Shares of Infratil rose as high as $2.66, the highest since January 2008, and were recently up 6.6 percent to $2.65. The stock has gained some 9.5 percent since the start of the year, and is rated an average 'buy', according to six analysts surveyed by Reuters, with a median price target of $2.84.
The sale was at the mid-to-upper end of market expectation, although "there had been some eyebrows raised at the very significant fees that go to Morrison & Co," Matthew Goodson, managing director of Salt Funds Management said. Infratil has a history of aggressive on-market share buybacks, but might use the cash for further acquisitions, he said.
"At the moment, particularly in Australia, there do appear to be a vast number of potential infrastructure deals to be done," Goodson said. "Bidding for those assets is extremely aggressive at present, given how interest rates are very low around the world, so it isn't easy to buy these assets."
An institutional investor, who asked not to be named, told BusinessDesk the management fee diluted the value of the sale and they questioned whether the company would pass on profit from the sale to smaller shareholders.
Infratil chief executive Marko Bogoievski said the company would assess a "full suite of capital management alternatives against ongoing opportunities for new investment," in Friday's statement.
Lumo is the fourth biggest participant in the National Electricity Market with 540,000 customers in Victoria, South Australia, New South Wales and Queensland, while Direct Connect provides exclusive relationships with 3,200 real estate agents across Australia. Infratil bought the Australian businesses in 2004.

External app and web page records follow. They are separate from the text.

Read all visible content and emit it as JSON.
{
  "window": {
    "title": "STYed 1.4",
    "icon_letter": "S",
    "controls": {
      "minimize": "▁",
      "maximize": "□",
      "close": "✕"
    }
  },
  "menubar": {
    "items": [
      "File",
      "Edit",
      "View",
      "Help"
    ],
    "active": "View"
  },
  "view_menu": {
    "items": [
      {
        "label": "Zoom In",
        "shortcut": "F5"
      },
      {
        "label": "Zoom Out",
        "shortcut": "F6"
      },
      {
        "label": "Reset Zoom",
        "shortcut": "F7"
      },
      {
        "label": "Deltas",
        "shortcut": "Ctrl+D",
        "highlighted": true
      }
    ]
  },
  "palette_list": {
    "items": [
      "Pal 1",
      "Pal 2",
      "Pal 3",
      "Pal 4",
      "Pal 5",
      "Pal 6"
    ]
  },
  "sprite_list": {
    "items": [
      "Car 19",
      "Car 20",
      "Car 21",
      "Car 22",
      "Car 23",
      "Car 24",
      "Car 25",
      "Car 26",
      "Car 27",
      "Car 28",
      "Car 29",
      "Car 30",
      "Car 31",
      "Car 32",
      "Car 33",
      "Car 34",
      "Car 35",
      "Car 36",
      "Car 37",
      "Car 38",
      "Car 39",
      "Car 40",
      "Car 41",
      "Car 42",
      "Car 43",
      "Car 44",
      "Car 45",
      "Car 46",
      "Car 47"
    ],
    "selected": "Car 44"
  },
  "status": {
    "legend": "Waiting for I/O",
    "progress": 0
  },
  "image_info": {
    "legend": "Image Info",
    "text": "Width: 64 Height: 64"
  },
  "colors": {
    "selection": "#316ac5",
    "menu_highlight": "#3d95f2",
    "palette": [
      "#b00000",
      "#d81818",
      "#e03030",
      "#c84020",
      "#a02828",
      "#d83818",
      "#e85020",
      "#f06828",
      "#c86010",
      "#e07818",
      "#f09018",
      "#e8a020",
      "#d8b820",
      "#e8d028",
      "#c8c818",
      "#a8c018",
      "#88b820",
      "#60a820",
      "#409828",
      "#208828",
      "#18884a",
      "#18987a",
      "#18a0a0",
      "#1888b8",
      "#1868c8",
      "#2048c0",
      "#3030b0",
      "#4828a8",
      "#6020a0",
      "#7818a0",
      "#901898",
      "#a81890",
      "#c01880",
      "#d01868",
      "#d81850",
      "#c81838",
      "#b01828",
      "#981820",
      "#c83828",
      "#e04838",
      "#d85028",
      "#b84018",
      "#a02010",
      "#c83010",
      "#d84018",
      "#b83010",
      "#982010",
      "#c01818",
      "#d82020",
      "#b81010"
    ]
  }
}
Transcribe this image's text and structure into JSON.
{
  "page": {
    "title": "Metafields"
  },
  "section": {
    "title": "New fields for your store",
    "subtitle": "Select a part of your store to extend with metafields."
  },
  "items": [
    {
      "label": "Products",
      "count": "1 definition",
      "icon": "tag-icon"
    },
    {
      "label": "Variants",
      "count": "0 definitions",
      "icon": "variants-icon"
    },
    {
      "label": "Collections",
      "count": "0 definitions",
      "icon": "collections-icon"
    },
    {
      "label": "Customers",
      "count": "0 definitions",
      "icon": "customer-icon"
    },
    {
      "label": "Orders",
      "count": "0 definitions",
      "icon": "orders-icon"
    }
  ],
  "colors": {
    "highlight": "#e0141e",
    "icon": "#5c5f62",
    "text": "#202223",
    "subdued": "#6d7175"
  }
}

Snowy Hydro will become Australia's fourth biggest integrated electricity generator and retailer, with almost one million customers. The Australian company owns and operates the 3,950 megawatt Snowy Mountains hydro-scheme, and Victoria's 300MW Valley Power gas-fired station and 320MW Laverton North gas-fired plant. It also owns electricity and gas retailer Red Energy, with 400,000 customers in Victoria, South Australia and NSW.